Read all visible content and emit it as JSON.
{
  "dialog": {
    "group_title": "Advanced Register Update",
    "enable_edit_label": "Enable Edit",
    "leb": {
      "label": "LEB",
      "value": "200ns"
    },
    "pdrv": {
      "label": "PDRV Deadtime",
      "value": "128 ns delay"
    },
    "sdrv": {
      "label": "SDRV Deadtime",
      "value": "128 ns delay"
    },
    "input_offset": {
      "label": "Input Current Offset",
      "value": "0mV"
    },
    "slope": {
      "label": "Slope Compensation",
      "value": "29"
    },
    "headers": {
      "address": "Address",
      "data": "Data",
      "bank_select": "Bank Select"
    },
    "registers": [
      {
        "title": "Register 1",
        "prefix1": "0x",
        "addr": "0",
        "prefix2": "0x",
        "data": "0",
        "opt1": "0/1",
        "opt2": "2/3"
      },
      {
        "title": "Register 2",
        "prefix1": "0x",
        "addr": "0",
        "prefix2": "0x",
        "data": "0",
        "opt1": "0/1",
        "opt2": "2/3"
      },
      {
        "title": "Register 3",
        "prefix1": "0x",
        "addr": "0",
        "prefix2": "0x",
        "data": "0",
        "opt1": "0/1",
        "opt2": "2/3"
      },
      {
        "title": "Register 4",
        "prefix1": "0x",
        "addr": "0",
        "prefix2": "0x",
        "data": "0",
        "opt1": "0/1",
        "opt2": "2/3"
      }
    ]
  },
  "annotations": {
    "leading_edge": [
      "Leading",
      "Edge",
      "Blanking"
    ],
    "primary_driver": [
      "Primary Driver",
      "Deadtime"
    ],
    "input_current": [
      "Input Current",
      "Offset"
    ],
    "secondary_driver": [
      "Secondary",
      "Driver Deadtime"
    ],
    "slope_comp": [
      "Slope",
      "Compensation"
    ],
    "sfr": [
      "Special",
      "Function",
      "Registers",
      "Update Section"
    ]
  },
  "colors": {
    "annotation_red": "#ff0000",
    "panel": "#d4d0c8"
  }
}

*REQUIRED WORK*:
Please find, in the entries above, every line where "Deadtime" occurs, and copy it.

*RESPONSE AREA*:
      "label": "PDRV Deadtime",
      "label": "SDRV Deadtime",
      "Deadtime"
      "Driver Deadtime"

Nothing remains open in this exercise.